“Any prosecution by the United States of Mr. Assange for Wikileaks’ publishing operations would be unprecedented and unconstitutional, and would open the door to criminal investigations of other news organizations. Moreover, prosecuting a foreign publisher for violating U.S. secrecy laws would set an especially dangerous precedent for U.S. journalists, who routinely violate foreign secrecy laws to deliver information vital to the public's interest,” Ben Wizner, the ACLU’s Speech, Privacy and Technology Project, said in a statement.
Journalist Glenn Greenwald tweeted: "US journalists have long hated WikiLeaks because they have published stories of far greater importance & impact than most of those journalists in the lifetime will ever publish, all without being part of their little club.
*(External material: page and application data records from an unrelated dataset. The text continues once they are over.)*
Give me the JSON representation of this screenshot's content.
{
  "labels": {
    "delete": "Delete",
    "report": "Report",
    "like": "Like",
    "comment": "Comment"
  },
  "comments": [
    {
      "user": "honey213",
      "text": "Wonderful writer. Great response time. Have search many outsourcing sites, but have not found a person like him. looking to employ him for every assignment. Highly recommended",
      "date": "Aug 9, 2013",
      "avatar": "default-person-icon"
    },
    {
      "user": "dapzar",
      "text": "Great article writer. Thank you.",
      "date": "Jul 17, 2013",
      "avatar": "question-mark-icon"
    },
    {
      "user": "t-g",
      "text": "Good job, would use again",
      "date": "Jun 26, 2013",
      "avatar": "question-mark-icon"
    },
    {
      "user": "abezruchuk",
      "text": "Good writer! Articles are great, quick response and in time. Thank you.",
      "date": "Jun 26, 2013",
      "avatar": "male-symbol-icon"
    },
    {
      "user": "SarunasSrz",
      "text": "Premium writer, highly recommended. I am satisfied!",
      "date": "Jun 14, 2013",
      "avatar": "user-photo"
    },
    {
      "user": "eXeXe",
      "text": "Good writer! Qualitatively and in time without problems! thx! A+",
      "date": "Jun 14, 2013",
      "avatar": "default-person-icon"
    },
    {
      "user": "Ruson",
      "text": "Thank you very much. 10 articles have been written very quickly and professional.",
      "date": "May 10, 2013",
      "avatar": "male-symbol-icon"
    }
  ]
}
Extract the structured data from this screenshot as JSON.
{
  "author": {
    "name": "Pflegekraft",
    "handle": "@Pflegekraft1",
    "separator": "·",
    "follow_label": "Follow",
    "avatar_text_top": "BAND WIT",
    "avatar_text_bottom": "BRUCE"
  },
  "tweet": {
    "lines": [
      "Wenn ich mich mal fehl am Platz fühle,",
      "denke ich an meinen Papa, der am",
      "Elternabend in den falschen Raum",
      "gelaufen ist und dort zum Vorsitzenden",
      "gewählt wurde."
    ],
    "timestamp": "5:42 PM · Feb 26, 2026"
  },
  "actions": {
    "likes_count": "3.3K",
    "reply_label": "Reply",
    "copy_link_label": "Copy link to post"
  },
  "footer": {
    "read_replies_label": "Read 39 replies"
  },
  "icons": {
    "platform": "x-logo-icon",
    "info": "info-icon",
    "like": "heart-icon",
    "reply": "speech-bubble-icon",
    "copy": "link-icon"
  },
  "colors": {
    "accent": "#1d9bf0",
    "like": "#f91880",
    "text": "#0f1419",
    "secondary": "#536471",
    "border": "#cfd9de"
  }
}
But to cheer the Trump DOJ prosecution is just grotesque."
Greenwald also hit out at NBC News for the way the news organization was covering the Assage arrest.
Evo Morales, the president of Bolivia, condemned the arrest of Assange.
"We strongly condemn the detention of Julian Assange and the violation of freedom of expression. Our solidarity is with this brother who is persecuted by the government for revealing its human rights violations, murders of civilians and diplomatic espionage," he tweeted.
Ecuadorean President Lenin Moreno described the decision to withdraw Assange’s asylum as a “sovereign decision” because of his alleged repeated violations.
“Today I announce that the discourteous and aggressive behavior of Mr. Julian Assange, the hostile and threatening declarations of its allied organization, against Ecuador, and especially the transgression of international treaties, have led the situation to a point where the asylum of Mr. Assange is unsustainable and no longer viable,” Moreno said in a video statement posted on Twitter.
British Foreign Secretary Jeremy Hunt thanked the Ecuadorean government for their cooperation with the Assange arrest.
British Prime Minister Theresa May also said that Assange's arrest proved that "no one is above the law."
A spokesman for Russian President Vladimir Putin said the country wants Assange’s rights to be observed, but couldn’t comment on the overall case.
“We of course hope that all of his rights will be observed,” Peskov told reporters.
Assange, 47, has been in the embassy since 2012 when British courts ordered him extradited to Sweden to face questioning in a sexual assault case. That matter has since been dropped, but Wikileaks is facing a federal grand jury investigation over its publication of American diplomatic and military secrets during the Iraq War.